WHAT YOU NEED TO DO: A single number is needed: how many lines of the data hold the word "value".

(Collection entries)
+++++
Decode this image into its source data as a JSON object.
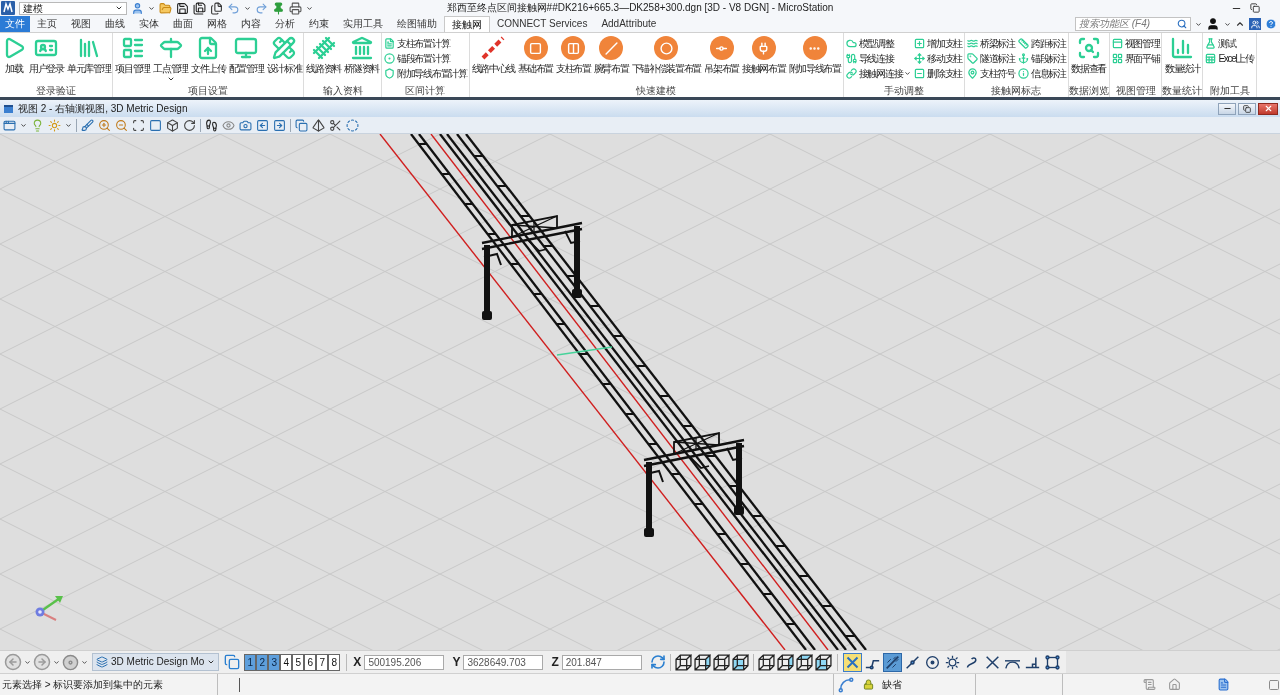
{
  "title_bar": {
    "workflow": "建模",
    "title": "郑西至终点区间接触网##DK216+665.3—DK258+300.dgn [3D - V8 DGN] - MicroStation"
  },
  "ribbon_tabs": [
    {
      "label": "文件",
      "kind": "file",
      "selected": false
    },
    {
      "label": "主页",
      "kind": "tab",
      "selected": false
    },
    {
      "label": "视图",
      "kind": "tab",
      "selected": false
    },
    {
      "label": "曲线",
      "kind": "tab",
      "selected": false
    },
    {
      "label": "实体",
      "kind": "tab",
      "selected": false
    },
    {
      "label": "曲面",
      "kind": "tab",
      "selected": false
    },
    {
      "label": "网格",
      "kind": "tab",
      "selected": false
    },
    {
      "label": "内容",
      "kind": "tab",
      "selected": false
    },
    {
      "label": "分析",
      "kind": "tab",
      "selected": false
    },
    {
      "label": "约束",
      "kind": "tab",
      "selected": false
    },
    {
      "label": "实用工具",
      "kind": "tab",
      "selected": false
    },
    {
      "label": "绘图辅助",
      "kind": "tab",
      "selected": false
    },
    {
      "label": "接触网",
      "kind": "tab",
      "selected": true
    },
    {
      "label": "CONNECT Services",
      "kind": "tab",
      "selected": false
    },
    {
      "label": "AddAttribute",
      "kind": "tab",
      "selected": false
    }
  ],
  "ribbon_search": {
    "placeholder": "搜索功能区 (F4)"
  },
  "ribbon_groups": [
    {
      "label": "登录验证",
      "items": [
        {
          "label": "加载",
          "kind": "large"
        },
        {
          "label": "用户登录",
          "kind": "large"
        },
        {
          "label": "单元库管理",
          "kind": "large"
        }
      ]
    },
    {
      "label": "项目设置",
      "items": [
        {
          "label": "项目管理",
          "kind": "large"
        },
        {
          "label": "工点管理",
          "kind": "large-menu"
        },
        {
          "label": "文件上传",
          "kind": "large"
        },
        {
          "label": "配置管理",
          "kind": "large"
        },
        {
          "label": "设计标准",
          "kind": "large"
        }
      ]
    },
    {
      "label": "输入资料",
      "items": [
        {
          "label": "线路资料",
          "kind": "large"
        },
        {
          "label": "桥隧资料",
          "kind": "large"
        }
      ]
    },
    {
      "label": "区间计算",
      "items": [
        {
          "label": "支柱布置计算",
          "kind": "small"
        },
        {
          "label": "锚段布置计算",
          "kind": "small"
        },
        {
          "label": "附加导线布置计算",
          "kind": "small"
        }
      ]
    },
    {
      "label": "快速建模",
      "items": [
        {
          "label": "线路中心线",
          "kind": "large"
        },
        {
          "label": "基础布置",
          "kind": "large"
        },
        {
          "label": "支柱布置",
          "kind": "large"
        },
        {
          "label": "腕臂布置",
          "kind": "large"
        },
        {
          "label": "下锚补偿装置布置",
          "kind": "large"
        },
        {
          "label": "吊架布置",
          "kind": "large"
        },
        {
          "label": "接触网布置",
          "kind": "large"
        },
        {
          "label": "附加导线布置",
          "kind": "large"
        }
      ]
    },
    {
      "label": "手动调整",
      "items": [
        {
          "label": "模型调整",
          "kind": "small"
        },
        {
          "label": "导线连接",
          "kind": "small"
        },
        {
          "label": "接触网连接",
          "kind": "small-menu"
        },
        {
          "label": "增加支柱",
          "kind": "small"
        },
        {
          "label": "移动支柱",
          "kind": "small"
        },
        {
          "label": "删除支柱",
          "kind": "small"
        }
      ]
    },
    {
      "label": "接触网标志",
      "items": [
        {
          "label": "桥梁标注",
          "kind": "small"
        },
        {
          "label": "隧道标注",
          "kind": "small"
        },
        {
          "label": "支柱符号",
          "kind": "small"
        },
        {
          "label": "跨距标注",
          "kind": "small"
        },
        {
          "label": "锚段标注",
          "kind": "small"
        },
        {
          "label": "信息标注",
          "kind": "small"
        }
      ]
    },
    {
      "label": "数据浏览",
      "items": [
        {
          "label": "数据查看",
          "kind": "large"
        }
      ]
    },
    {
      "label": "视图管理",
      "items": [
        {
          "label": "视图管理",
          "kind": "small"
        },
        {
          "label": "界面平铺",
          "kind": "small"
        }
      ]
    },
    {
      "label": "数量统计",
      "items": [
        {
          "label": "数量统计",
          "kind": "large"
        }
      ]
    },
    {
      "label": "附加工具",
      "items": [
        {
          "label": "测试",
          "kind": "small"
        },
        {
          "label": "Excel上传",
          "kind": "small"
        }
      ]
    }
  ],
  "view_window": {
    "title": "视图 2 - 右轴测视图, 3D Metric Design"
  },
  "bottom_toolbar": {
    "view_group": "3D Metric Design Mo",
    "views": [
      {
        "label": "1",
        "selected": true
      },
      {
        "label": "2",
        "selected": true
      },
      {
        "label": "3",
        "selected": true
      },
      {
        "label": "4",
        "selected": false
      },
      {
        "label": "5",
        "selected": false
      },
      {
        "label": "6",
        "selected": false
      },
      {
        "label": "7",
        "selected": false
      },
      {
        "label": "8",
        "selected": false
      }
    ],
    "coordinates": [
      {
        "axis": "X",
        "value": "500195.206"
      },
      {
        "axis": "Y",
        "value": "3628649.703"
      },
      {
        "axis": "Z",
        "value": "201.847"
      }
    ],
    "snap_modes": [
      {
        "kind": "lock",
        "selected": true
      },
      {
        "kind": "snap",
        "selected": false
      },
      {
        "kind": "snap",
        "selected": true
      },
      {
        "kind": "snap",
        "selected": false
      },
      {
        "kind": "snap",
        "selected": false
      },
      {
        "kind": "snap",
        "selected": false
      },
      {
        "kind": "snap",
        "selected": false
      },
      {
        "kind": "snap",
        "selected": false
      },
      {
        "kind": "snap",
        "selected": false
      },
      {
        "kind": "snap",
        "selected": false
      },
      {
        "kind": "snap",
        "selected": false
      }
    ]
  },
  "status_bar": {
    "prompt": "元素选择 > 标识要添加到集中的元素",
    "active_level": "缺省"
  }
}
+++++
FINISHED TASK: 3